**The task:** Your answer must be a single number: how many lines in the records below contain the word "Axis".

--- Exercise data ---

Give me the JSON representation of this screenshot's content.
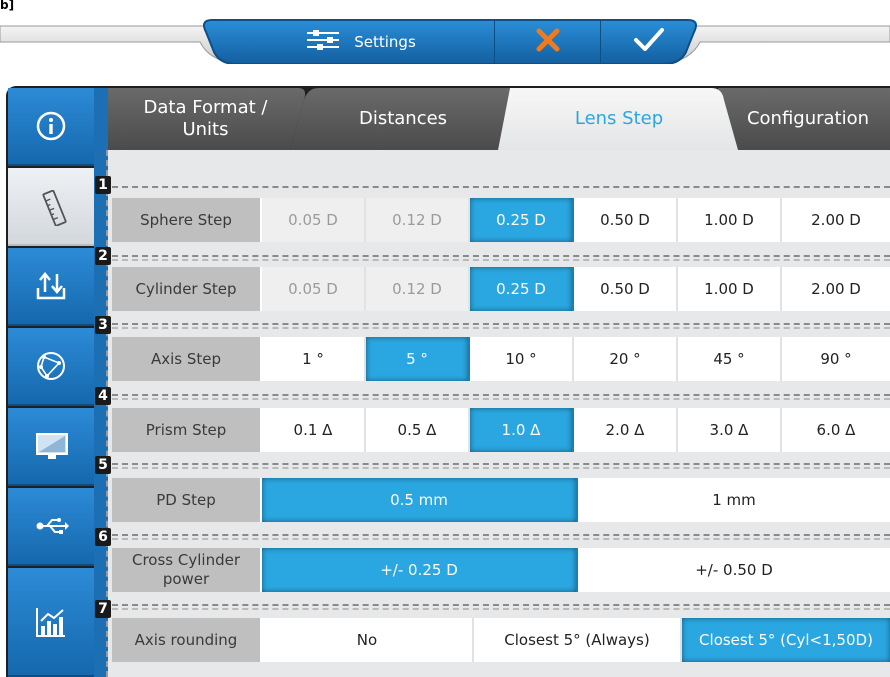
{
  "corner_mark": "b]",
  "toolbar": {
    "settings_label": "Settings",
    "settings_icon": "sliders-icon",
    "cancel_icon": "close-x-icon",
    "confirm_icon": "checkmark-icon",
    "accent": "#1f78c1",
    "cancel_color": "#f07a1c"
  },
  "sidebar": {
    "items": [
      {
        "name": "info",
        "icon": "info-icon"
      },
      {
        "name": "ruler",
        "icon": "ruler-icon",
        "active": true
      },
      {
        "name": "import-export",
        "icon": "upload-download-icon"
      },
      {
        "name": "network",
        "icon": "network-globe-icon"
      },
      {
        "name": "display",
        "icon": "monitor-icon"
      },
      {
        "name": "usb",
        "icon": "usb-icon"
      },
      {
        "name": "statistics",
        "icon": "chart-icon"
      }
    ]
  },
  "tabs": [
    {
      "label_line1": "Data Format /",
      "label_line2": "Units"
    },
    {
      "label": "Distances"
    },
    {
      "label": "Lens Step",
      "active": true
    },
    {
      "label": "Configuration"
    }
  ],
  "settings": {
    "row1": {
      "number": "1",
      "label": "Sphere Step",
      "options": [
        "0.05 D",
        "0.12 D",
        "0.25 D",
        "0.50 D",
        "1.00 D",
        "2.00 D"
      ],
      "selected": "0.25 D"
    },
    "row2": {
      "number": "2",
      "label": "Cylinder Step",
      "options": [
        "0.05 D",
        "0.12 D",
        "0.25 D",
        "0.50 D",
        "1.00 D",
        "2.00 D"
      ],
      "selected": "0.25 D"
    },
    "row3": {
      "number": "3",
      "label": "Axis Step",
      "options": [
        "1 °",
        "5 °",
        "10 °",
        "20 °",
        "45 °",
        "90 °"
      ],
      "selected": "5 °"
    },
    "row4": {
      "number": "4",
      "label": "Prism Step",
      "options": [
        "0.1 Δ",
        "0.5 Δ",
        "1.0 Δ",
        "2.0 Δ",
        "3.0 Δ",
        "6.0 Δ"
      ],
      "selected": "1.0 Δ"
    },
    "row5": {
      "number": "5",
      "label": "PD Step",
      "options": [
        "0.5 mm",
        "1 mm"
      ],
      "selected": "0.5 mm"
    },
    "row6": {
      "number": "6",
      "label_line1": "Cross Cylinder",
      "label_line2": "power",
      "options": [
        "+/- 0.25 D",
        "+/- 0.50 D"
      ],
      "selected": "+/- 0.25 D"
    },
    "row7": {
      "number": "7",
      "label": "Axis rounding",
      "options": [
        "No",
        "Closest 5° (Always)",
        "Closest 5° (Cyl<1,50D)"
      ],
      "selected": "Closest 5° (Cyl<1,50D)"
    }
  },
  "colors": {
    "selected": "#2aa6e0",
    "sidebar": "#1f78c1",
    "label_bg": "#bfbfbf"
  }
}
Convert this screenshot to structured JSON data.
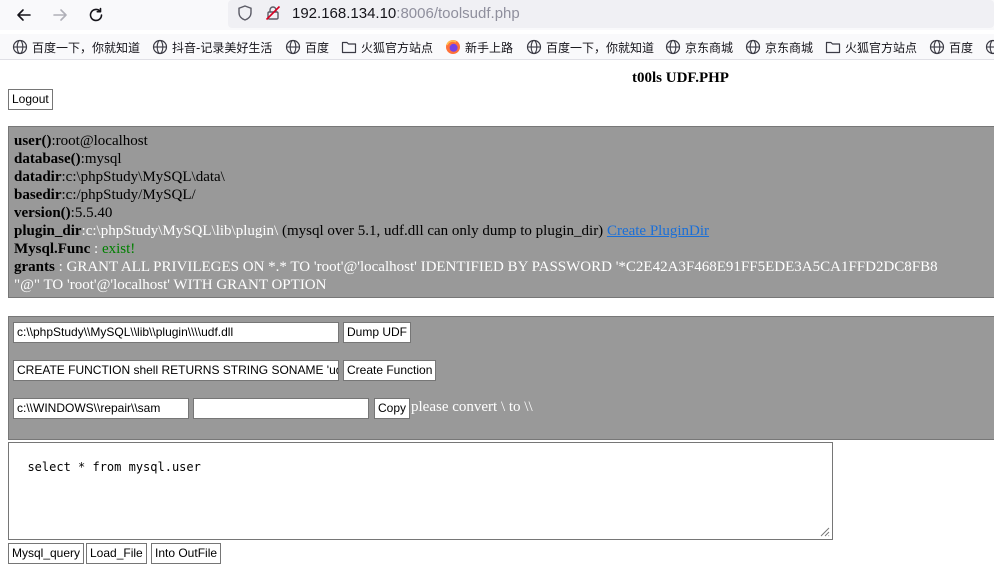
{
  "browser": {
    "url_host": "192.168.134.10",
    "url_rest": ":8006/toolsudf.php",
    "bookmarks": [
      {
        "label": "百度一下，你就知道",
        "icon": "globe-icon"
      },
      {
        "label": "抖音-记录美好生活",
        "icon": "globe-icon"
      },
      {
        "label": "百度",
        "icon": "globe-icon"
      },
      {
        "label": "火狐官方站点",
        "icon": "folder-icon"
      },
      {
        "label": "新手上路",
        "icon": "firefox-icon"
      },
      {
        "label": "百度一下，你就知道",
        "icon": "globe-icon"
      },
      {
        "label": "京东商城",
        "icon": "globe-icon"
      },
      {
        "label": "京东商城",
        "icon": "globe-icon"
      },
      {
        "label": "火狐官方站点",
        "icon": "folder-icon"
      },
      {
        "label": "百度",
        "icon": "globe-icon"
      }
    ]
  },
  "page": {
    "title": "t00ls UDF.PHP",
    "logout_label": "Logout"
  },
  "info": {
    "user_key": "user()",
    "user_val": ":root@localhost",
    "database_key": "database()",
    "database_val": ":mysql",
    "datadir_key": "datadir",
    "datadir_val": ":c:\\phpStudy\\MySQL\\data\\",
    "basedir_key": "basedir",
    "basedir_val": ":c:/phpStudy/MySQL/",
    "version_key": "version()",
    "version_val": ":5.5.40",
    "plugin_key": "plugin_dir",
    "plugin_val": ":c:\\phpStudy\\MySQL\\lib\\plugin\\",
    "plugin_note": " (mysql over 5.1, udf.dll can only dump to plugin_dir) ",
    "plugin_link": "Create PluginDir",
    "func_key": "Mysql.Func",
    "func_sep": " : ",
    "func_val": "exist!",
    "grants_key": "grants",
    "grants_val": " : GRANT ALL PRIVILEGES ON *.* TO 'root'@'localhost' IDENTIFIED BY PASSWORD '*C2E42A3F468E91FF5EDE3A5CA1FFD2DC8FB8",
    "grants_val2": "\"@\" TO 'root'@'localhost' WITH GRANT OPTION"
  },
  "form": {
    "dll_path": "c:\\\\phpStudy\\\\MySQL\\\\lib\\\\plugin\\\\\\\\udf.dll",
    "dump_label": "Dump UDF",
    "create_sql": "CREATE FUNCTION shell RETURNS STRING SONAME 'udf.dll'",
    "create_label": "Create Function",
    "copy_src": "c:\\\\WINDOWS\\\\repair\\\\sam",
    "copy_dst": "",
    "copy_label": "Copy",
    "hint": "please convert \\ to \\\\"
  },
  "query": {
    "sql": "select * from mysql.user",
    "btn_query": "Mysql_query",
    "btn_load": "Load_File",
    "btn_outfile": "Into OutFile"
  }
}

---

**Exercise result:** 2